Can air suspension be used in the winter?

Most certainly yes! While winter does provide some unique challenges to driving, some simple maintenance on your air system can make cold climate motoring a non-event. We do recommend adding a capful of "Anti Air Brake Freeze" to your tank, to ensure moisture does not freeze over in freezing temps. 

 

What kind of maintenance is recommended for air suspension?

Overall, the only maintenance is to regularly drain the air tank to reduce the amount of water circulating through the system. ALP offers in-line water traps that can aide in this activity, while also significantly reducing the amount of water that gets in the system in the first place. In any case, draining the system once a month is a good rule of thumb and only takes a minute. For those of us in the northern climates, keeping your system dry is key to trouble-free running in the winter.

 

What is the difference between Slam Series and Performance Series?

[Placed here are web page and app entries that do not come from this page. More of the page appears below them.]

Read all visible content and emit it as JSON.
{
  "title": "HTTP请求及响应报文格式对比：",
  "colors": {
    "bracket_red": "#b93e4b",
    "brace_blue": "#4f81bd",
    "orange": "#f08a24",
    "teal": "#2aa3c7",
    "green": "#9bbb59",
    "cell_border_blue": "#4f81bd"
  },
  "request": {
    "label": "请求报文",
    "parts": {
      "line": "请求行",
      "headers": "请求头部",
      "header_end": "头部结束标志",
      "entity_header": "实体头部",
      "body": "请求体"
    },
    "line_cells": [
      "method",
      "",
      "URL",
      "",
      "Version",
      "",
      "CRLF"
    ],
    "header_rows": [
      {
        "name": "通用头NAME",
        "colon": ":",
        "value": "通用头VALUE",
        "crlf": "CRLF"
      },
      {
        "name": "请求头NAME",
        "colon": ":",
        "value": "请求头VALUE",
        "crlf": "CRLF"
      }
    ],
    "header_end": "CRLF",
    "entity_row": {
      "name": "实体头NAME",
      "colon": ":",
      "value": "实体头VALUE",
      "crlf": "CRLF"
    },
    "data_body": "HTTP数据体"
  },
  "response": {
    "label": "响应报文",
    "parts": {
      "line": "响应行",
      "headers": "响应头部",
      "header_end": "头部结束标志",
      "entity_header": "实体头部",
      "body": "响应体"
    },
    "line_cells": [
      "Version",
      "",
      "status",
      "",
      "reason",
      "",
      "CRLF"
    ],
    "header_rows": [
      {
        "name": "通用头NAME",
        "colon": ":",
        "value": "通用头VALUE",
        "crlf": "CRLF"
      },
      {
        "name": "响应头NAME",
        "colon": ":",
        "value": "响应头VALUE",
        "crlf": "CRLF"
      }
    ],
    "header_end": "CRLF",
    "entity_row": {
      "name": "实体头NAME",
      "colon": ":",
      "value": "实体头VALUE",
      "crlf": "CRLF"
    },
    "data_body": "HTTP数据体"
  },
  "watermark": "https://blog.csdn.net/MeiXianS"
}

Quite a lot! Learn all the differences here.

 

What is difference between analog, manual and digital air management?

Analog refers to the “old school” systems that use a switch box in the cabin that sends high current DC signal to electrically operated solenoid valves that control air entering and exiting the air springs. The amount of air pressure is controlled by the amount of time the user activates the switch. This technology was/is often found on mini trucks and hot rods because the large valves allow a large volume of air to move quickly.

 

Manual refers to a system that incorporates four cockpit mounted “paddle valves” that mechanically switch air flow from the tank in-to or out-of the air springs. This cost-effective system has very simple electrical connections, and is the most lightweight of the three types. It also includes two dual-needle air pressure gauges to monitor and set pressures. If simplicity and low cost is high on your list of requirements, this is your system.

Digital management brings to the game a whole level of sophistication and features. As the name suggests, there is an ECU that uses digital intelligence in the form of an algorithm to quickly and accurately move your suspension to the desired setting with no driver involvement besides pressing a button. Our Autopilot V2 system includes a compact manifold unit that contains the ECU, all the valves, and pressure sensors that monitor and activate the suspension, along with an OEM level wiring harness that only requires 3 wires to be connected to the vehicle. The interface for this hardware is a cockpit mounted controller that provides 8 unique user programmable presets. For the most convenience and flexibility, this is the system to have.

 

 What is the difference between air line sizes?

In the automotive aftermarket, there are 3 common size air lines: 1/4”, 3/8”, 1/2”. The most commonly used size tends to be 1/4” because it is the easiest to rout through the vehicle. Some people like the car to move from one position to the next faster than 1/4” can do (based on the flow rate and air spring volume/pressure requirements) so they tend to choose 3/8”. The crowd that likes 1/2” will choose that size because they want the body to spring up very quickly when a valve is activated. Installing ½” lines can be the equivalent of wrestling an anaconda…

 

What is a water trap and should I buy one?

A water trap, as the name suggests, is a device that traps water and keeps it from circulating around the air system. Where does the water come from you ask? If you remember your science class in school, air contains a lot of evaporated water, especially on humid days. This water gets squeezed out of the air when it gets compressed into the tank by the compressor. Adding a water trap helps keep this water from entering the manifold where, in winter, it can potentially cause freezing. And if you have a steel air tank, then you can reduce the tendency of the tank to rust on the inside by keeping the water out. Bottom line: a water trap is a good investment for keeping your system dry and functioning in all seasons.